Stored entries:

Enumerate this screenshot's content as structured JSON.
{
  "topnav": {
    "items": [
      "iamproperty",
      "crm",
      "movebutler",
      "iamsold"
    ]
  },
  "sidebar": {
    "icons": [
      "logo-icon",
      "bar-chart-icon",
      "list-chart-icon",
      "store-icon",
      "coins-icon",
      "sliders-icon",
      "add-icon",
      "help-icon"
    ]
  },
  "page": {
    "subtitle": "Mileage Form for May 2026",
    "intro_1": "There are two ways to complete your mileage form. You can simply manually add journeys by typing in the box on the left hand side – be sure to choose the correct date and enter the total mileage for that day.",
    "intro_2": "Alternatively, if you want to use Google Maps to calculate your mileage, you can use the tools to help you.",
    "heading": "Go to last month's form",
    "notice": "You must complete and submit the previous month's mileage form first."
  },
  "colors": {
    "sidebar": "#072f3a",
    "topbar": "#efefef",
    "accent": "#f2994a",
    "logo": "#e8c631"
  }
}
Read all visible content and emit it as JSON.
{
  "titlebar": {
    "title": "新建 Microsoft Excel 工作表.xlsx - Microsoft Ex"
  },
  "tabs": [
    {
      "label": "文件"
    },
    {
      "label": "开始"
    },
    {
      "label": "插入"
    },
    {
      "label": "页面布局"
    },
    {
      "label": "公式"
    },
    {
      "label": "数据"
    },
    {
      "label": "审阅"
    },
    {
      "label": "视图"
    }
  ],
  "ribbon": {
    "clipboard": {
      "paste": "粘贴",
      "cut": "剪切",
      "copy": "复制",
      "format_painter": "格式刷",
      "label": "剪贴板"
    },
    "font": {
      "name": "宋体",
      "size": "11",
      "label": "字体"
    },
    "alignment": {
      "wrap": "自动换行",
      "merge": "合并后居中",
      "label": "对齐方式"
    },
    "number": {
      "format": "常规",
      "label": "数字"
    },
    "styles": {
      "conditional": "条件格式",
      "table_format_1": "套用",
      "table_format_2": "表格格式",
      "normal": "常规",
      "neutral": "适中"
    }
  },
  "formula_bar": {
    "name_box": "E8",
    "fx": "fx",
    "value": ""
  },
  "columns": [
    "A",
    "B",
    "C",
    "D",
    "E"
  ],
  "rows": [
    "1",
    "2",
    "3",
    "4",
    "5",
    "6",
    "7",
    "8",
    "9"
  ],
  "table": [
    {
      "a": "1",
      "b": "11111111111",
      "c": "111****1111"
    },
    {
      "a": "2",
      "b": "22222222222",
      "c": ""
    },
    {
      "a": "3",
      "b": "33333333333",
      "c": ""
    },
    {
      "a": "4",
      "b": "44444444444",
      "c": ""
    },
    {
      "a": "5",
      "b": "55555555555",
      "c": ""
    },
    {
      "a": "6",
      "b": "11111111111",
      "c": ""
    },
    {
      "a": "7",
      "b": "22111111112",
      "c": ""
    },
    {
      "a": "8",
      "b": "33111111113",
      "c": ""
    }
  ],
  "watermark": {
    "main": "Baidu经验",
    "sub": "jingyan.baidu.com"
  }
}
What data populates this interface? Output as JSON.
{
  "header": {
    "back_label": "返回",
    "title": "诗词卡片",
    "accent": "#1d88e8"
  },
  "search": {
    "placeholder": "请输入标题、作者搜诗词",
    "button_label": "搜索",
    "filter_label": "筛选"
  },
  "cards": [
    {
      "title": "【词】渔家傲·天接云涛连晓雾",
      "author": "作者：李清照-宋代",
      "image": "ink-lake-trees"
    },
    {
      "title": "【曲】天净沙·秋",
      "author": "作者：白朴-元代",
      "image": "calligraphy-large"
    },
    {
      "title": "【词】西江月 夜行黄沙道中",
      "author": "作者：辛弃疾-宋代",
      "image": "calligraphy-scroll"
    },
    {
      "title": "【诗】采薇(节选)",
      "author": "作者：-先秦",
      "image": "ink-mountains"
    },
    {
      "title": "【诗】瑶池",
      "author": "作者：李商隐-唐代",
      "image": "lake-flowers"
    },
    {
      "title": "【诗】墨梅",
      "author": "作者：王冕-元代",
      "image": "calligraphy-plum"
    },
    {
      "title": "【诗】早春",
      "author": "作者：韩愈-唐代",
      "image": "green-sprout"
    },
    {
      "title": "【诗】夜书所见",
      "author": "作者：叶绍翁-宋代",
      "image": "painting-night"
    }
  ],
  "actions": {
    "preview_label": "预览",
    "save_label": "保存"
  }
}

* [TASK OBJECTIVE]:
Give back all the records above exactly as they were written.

* [REPLY]:
Enumerate this screenshot's content as structured JSON.
{
  "topnav": {
    "items": [
      "iamproperty",
      "crm",
      "movebutler",
      "iamsold"
    ]
  },
  "sidebar": {
    "icons": [
      "logo-icon",
      "bar-chart-icon",
      "list-chart-icon",
      "store-icon",
      "coins-icon",
      "sliders-icon",
      "add-icon",
      "help-icon"
    ]
  },
  "page": {
    "subtitle": "Mileage Form for May 2026",
    "intro_1": "There are two ways to complete your mileage form. You can simply manually add journeys by typing in the box on the left hand side – be sure to choose the correct date and enter the total mileage for that day.",
    "intro_2": "Alternatively, if you want to use Google Maps to calculate your mileage, you can use the tools to help you.",
    "heading": "Go to last month's form",
    "notice": "You must complete and submit the previous month's mileage form first."
  },
  "colors": {
    "sidebar": "#072f3a",
    "topbar": "#efefef",
    "accent": "#f2994a",
    "logo": "#e8c631"
  }
}
Read all visible content and emit it as JSON.
{
  "titlebar": {
    "title": "新建 Microsoft Excel 工作表.xlsx - Microsoft Ex"
  },
  "tabs": [
    {
      "label": "文件"
    },
    {
      "label": "开始"
    },
    {
      "label": "插入"
    },
    {
      "label": "页面布局"
    },
    {
      "label": "公式"
    },
    {
      "label": "数据"
    },
    {
      "label": "审阅"
    },
    {
      "label": "视图"
    }
  ],
  "ribbon": {
    "clipboard": {
      "paste": "粘贴",
      "cut": "剪切",
      "copy": "复制",
      "format_painter": "格式刷",
      "label": "剪贴板"
    },
    "font": {
      "name": "宋体",
      "size": "11",
      "label": "字体"
    },
    "alignment": {
      "wrap": "自动换行",
      "merge": "合并后居中",
      "label": "对齐方式"
    },
    "number": {
      "format": "常规",
      "label": "数字"
    },
    "styles": {
      "conditional": "条件格式",
      "table_format_1": "套用",
      "table_format_2": "表格格式",
      "normal": "常规",
      "neutral": "适中"
    }
  },
  "formula_bar": {
    "name_box": "E8",
    "fx": "fx",
    "value": ""
  },
  "columns": [
    "A",
    "B",
    "C",
    "D",
    "E"
  ],
  "rows": [
    "1",
    "2",
    "3",
    "4",
    "5",
    "6",
    "7",
    "8",
    "9"
  ],
  "table": [
    {
      "a": "1",
      "b": "11111111111",
      "c": "111****1111"
    },
    {
      "a": "2",
      "b": "22222222222",
      "c": ""
    },
    {
      "a": "3",
      "b": "33333333333",
      "c": ""
    },
    {
      "a": "4",
      "b": "44444444444",
      "c": ""
    },
    {
      "a": "5",
      "b": "55555555555",
      "c": ""
    },
    {
      "a": "6",
      "b": "11111111111",
      "c": ""
    },
    {
      "a": "7",
      "b": "22111111112",
      "c": ""
    },
    {
      "a": "8",
      "b": "33111111113",
      "c": ""
    }
  ],
  "watermark": {
    "main": "Baidu经验",
    "sub": "jingyan.baidu.com"
  }
}
What data populates this interface? Output as JSON.
{
  "header": {
    "back_label": "返回",
    "title": "诗词卡片",
    "accent": "#1d88e8"
  },
  "search": {
    "placeholder": "请输入标题、作者搜诗词",
    "button_label": "搜索",
    "filter_label": "筛选"
  },
  "cards": [
    {
      "title": "【词】渔家傲·天接云涛连晓雾",
      "author": "作者：李清照-宋代",
      "image": "ink-lake-trees"
    },
    {
      "title": "【曲】天净沙·秋",
      "author": "作者：白朴-元代",
      "image": "calligraphy-large"
    },
    {
      "title": "【词】西江月 夜行黄沙道中",
      "author": "作者：辛弃疾-宋代",
      "image": "calligraphy-scroll"
    },
    {
      "title": "【诗】采薇(节选)",
      "author": "作者：-先秦",
      "image": "ink-mountains"
    },
    {
      "title": "【诗】瑶池",
      "author": "作者：李商隐-唐代",
      "image": "lake-flowers"
    },
    {
      "title": "【诗】墨梅",
      "author": "作者：王冕-元代",
      "image": "calligraphy-plum"
    },
    {
      "title": "【诗】早春",
      "author": "作者：韩愈-唐代",
      "image": "green-sprout"
    },
    {
      "title": "【诗】夜书所见",
      "author": "作者：叶绍翁-宋代",
      "image": "painting-night"
    }
  ],
  "actions": {
    "preview_label": "预览",
    "save_label": "保存"
  }
}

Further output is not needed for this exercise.